There is a war on bass brewing in California.
Water in the California Delta estuary is crucial to agriculture, residents and of course fish. At center stage here is a fight between politicians, farmers and others that depend on the water.
A recent Los Angeles Times article entitled “Let bass off the hook in Gov. Jerry Brown’s delta tunnel plan” explains more on the plan and how it will affect Californians.
It all comes down to control of water used for agriculture. California Gov. Jerry Brown is behind a proposal to dig two 40-foot-wide California Delta tunnels to increase water flow south. The $15.5 million proposal would divert water and change the look and flow of the Delta. Additionally the cost of the project is a problem. Those from Sacramento to Los Angeles could see increases on their water bill if the plan goes through.
Bass became involved because they are not native. They are also charged with eating young salmon and endangered smelt. The proposal would lower the size limit on striped bass from 18 inches down to 12 and increase the bag limit from two to six. The limits for largemouth and smallmouth would be upped from five to 10 and the size limit would be lowered from 12 inches to eight.
In addition to increased water southbound, the author of the Los Angeles Times article, George Skelton reports that the group behind the plan sees the changes to be positive for native fish. “The coalition calls it an important step toward restoring salmon and smelt, which would stabilize water deliveries for irrigation and cities,” he writes.
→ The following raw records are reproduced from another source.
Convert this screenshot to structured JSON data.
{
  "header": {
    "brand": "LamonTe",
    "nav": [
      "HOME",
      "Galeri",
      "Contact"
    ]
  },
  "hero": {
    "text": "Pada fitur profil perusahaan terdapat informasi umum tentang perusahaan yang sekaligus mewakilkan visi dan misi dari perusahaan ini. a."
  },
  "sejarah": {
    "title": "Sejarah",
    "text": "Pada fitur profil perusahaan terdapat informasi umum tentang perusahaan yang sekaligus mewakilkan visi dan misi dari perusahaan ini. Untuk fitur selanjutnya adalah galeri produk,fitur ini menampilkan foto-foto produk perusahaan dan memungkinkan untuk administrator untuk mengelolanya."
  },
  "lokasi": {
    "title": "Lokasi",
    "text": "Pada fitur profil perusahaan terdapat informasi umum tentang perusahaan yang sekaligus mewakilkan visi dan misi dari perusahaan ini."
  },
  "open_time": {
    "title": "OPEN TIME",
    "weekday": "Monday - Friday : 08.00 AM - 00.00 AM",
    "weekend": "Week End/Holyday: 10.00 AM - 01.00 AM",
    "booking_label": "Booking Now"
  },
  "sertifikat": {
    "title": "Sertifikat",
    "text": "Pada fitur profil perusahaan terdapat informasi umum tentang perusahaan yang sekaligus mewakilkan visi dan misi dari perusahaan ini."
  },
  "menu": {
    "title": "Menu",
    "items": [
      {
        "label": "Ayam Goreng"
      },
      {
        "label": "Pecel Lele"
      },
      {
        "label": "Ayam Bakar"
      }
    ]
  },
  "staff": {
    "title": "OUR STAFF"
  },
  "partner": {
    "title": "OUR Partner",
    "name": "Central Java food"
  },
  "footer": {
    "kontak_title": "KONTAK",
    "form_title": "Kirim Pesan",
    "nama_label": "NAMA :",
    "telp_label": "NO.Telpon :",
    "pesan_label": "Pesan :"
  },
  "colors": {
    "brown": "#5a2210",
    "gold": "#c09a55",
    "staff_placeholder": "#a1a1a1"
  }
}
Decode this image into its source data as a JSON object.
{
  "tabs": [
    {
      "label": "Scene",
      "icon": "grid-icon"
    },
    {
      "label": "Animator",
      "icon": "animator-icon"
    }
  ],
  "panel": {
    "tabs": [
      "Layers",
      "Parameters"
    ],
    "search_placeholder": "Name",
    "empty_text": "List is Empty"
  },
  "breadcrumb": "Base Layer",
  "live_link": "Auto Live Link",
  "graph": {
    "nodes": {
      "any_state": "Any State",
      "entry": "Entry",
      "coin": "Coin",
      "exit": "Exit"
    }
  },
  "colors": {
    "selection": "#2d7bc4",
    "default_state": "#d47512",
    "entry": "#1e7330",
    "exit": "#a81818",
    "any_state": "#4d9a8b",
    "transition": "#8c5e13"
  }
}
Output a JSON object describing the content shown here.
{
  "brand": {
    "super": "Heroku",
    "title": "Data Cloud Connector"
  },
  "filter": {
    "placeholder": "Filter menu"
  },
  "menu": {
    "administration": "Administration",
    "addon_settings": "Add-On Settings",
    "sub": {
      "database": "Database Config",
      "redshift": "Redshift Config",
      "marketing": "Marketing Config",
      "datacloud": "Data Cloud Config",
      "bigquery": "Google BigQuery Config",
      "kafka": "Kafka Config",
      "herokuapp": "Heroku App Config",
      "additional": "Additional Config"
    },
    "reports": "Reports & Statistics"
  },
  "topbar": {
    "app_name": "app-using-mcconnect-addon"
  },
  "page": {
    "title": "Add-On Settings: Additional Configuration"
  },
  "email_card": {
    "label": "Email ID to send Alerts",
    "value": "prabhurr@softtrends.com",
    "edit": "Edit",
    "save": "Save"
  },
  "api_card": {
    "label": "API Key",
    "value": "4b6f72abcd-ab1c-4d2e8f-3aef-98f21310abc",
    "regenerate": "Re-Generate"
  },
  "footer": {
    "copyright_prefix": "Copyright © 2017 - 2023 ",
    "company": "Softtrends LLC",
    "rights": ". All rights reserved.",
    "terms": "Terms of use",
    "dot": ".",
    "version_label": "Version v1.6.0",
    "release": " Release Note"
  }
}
Not only farmers need the water. There are many people who depend on the water. The California Delta tunnels could have a big impact. The excellent fishing in this region have created economies based on fishing alone. The plan may have a far reaching effect if it affects the bass fishing.